Records supplied
━━━━

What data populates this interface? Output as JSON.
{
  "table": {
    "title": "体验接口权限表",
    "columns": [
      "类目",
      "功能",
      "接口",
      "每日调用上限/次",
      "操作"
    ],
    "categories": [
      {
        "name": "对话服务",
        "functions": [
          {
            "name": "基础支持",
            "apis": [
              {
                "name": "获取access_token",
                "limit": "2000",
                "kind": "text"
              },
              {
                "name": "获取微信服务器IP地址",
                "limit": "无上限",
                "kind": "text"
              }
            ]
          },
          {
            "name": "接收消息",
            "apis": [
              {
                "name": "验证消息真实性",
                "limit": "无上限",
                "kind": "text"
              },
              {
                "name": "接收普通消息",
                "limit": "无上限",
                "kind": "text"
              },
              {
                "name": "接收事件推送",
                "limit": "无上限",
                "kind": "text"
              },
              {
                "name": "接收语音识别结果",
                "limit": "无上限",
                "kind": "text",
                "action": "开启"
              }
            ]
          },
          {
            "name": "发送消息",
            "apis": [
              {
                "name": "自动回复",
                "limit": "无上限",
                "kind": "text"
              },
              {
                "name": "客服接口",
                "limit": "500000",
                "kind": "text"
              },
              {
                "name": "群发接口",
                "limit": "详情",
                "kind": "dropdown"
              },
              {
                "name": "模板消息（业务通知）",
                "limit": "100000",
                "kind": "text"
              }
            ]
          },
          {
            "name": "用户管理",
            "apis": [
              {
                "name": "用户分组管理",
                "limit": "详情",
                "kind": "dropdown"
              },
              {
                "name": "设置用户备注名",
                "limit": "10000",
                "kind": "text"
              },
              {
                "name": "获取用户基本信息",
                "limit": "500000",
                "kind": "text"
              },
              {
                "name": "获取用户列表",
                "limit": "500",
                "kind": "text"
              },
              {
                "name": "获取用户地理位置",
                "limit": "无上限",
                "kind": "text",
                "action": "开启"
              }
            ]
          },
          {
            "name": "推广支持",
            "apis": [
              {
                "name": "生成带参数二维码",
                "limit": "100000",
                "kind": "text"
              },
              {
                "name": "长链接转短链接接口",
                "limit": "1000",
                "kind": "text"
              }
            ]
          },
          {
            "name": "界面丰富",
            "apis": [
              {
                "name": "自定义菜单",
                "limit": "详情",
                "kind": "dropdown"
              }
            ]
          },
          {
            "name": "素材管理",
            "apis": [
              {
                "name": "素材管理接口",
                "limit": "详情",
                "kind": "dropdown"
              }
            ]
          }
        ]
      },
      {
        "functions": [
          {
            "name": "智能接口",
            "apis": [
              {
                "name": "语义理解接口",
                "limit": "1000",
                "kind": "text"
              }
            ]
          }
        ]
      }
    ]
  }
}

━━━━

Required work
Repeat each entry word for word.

Your response
What data populates this interface? Output as JSON.
{
  "table": {
    "title": "体验接口权限表",
    "columns": [
      "类目",
      "功能",
      "接口",
      "每日调用上限/次",
      "操作"
    ],
    "categories": [
      {
        "name": "对话服务",
        "functions": [
          {
            "name": "基础支持",
            "apis": [
              {
                "name": "获取access_token",
                "limit": "2000",
                "kind": "text"
              },
              {
                "name": "获取微信服务器IP地址",
                "limit": "无上限",
                "kind": "text"
              }
            ]
          },
          {
            "name": "接收消息",
            "apis": [
              {
                "name": "验证消息真实性",
                "limit": "无上限",
                "kind": "text"
              },
              {
                "name": "接收普通消息",
                "limit": "无上限",
                "kind": "text"
              },
              {
                "name": "接收事件推送",
                "limit": "无上限",
                "kind": "text"
              },
              {
                "name": "接收语音识别结果",
                "limit": "无上限",
                "kind": "text",
                "action": "开启"
              }
            ]
          },
          {
            "name": "发送消息",
            "apis": [
              {
                "name": "自动回复",
                "limit": "无上限",
                "kind": "text"
              },
              {
                "name": "客服接口",
                "limit": "500000",
                "kind": "text"
              },
              {
                "name": "群发接口",
                "limit": "详情",
                "kind": "dropdown"
              },
              {
                "name": "模板消息（业务通知）",
                "limit": "100000",
                "kind": "text"
              }
            ]
          },
          {
            "name": "用户管理",
            "apis": [
              {
                "name": "用户分组管理",
                "limit": "详情",
                "kind": "dropdown"
              },
              {
                "name": "设置用户备注名",
                "limit": "10000",
                "kind": "text"
              },
              {
                "name": "获取用户基本信息",
                "limit": "500000",
                "kind": "text"
              },
              {
                "name": "获取用户列表",
                "limit": "500",
                "kind": "text"
              },
              {
                "name": "获取用户地理位置",
                "limit": "无上限",
                "kind": "text",
                "action": "开启"
              }
            ]
          },
          {
            "name": "推广支持",
            "apis": [
              {
                "name": "生成带参数二维码",
                "limit": "100000",
                "kind": "text"
              },
              {
                "name": "长链接转短链接接口",
                "limit": "1000",
                "kind": "text"
              }
            ]
          },
          {
            "name": "界面丰富",
            "apis": [
              {
                "name": "自定义菜单",
                "limit": "详情",
                "kind": "dropdown"
              }
            ]
          },
          {
            "name": "素材管理",
            "apis": [
              {
                "name": "素材管理接口",
                "limit": "详情",
                "kind": "dropdown"
              }
            ]
          }
        ]
      },
      {
        "functions": [
          {
            "name": "智能接口",
            "apis": [
              {
                "name": "语义理解接口",
                "limit": "1000",
                "kind": "text"
              }
            ]
          }
        ]
      }
    ]
  }
}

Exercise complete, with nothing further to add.